_THE TASK_. Look through the lines below; wherever the word "certificate" appears, copy that line.

======== INPUT

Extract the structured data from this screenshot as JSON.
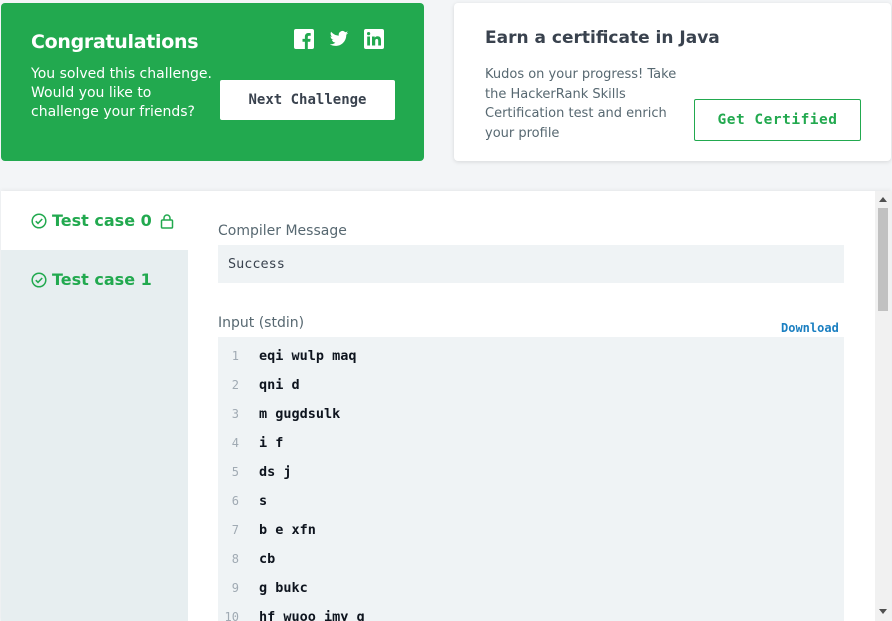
{
  "congrats": {
    "title": "Congratulations",
    "message": "You solved this challenge. Would you like to challenge your friends?",
    "next_button": "Next Challenge",
    "social_icons": [
      "facebook-icon",
      "twitter-icon",
      "linkedin-icon"
    ]
  },
  "certificate": {
    "title": "Earn a certificate in Java",
    "message": "Kudos on your progress! Take the HackerRank Skills Certification test and enrich your profile",
    "button": "Get Certified"
  },
  "tabs": [
    {
      "label": "Test case 0",
      "status": "passed",
      "locked": true,
      "active": true
    },
    {
      "label": "Test case 1",
      "status": "passed",
      "locked": false,
      "active": false
    }
  ],
  "compiler": {
    "label": "Compiler Message",
    "message": "Success"
  },
  "input": {
    "label": "Input (stdin)",
    "download": "Download",
    "lines": [
      {
        "num": "1",
        "text": "eqi wulp maq"
      },
      {
        "num": "2",
        "text": "qni d"
      },
      {
        "num": "3",
        "text": "m gugdsulk"
      },
      {
        "num": "4",
        "text": "i f"
      },
      {
        "num": "5",
        "text": "ds j"
      },
      {
        "num": "6",
        "text": "s"
      },
      {
        "num": "7",
        "text": "b e xfn"
      },
      {
        "num": "8",
        "text": "cb"
      },
      {
        "num": "9",
        "text": "g bukc"
      },
      {
        "num": "10",
        "text": "hf wuoo imy g"
      }
    ]
  },
  "colors": {
    "success_green": "#22a94f",
    "link_blue": "#1a7fc1",
    "text_dark": "#39424e"
  }
}
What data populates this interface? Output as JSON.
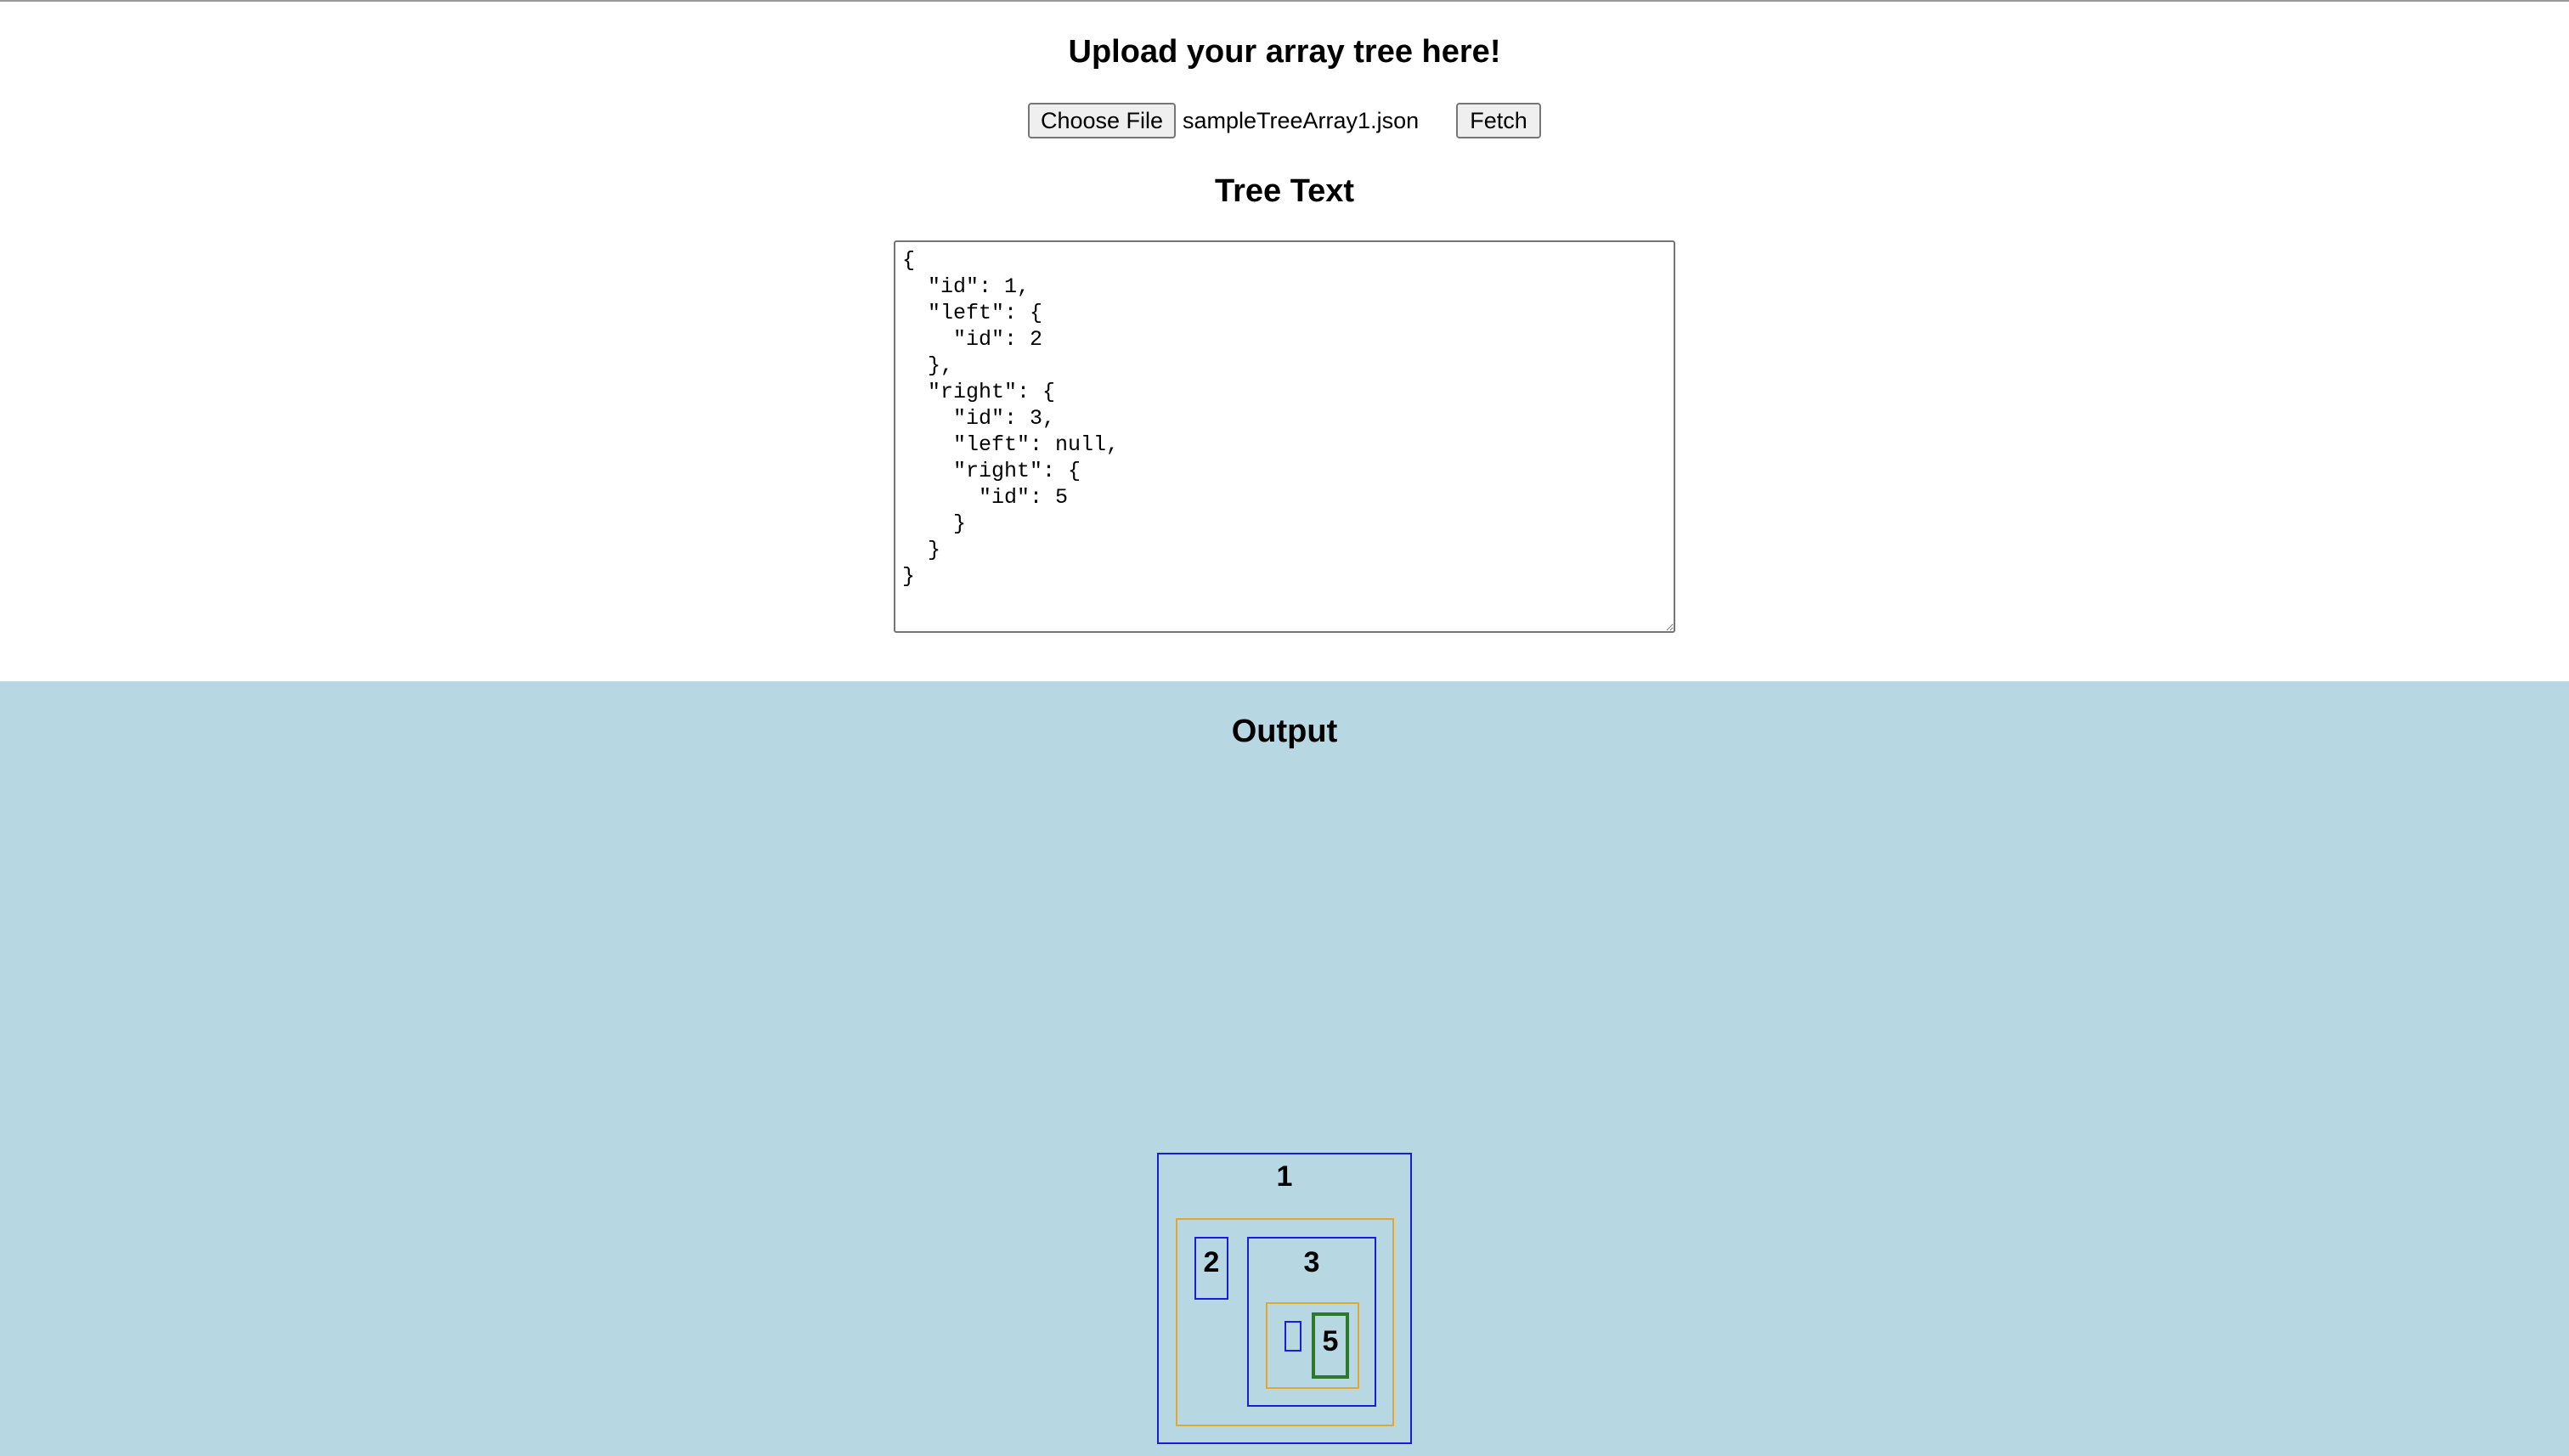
{
  "header": {
    "title": "Upload your array tree here!",
    "choose_file_label": "Choose File",
    "file_name": "sampleTreeArray1.json",
    "fetch_label": "Fetch"
  },
  "tree_text": {
    "title": "Tree Text",
    "content": "{\n  \"id\": 1,\n  \"left\": {\n    \"id\": 2\n  },\n  \"right\": {\n    \"id\": 3,\n    \"left\": null,\n    \"right\": {\n      \"id\": 5\n    }\n  }\n}"
  },
  "output": {
    "title": "Output",
    "nodes": {
      "root": "1",
      "left": "2",
      "right": "3",
      "right_left": "",
      "right_right": "5"
    }
  },
  "colors": {
    "output_background": "#b7d8e3",
    "node_border": "#1a1ae0",
    "children_border": "#e3a62e",
    "leaf_border": "#2b7a2b"
  }
}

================

_RESPONSE TO THE TASK_.
  "certificate": {
    "title": "Earn a certificate in Java",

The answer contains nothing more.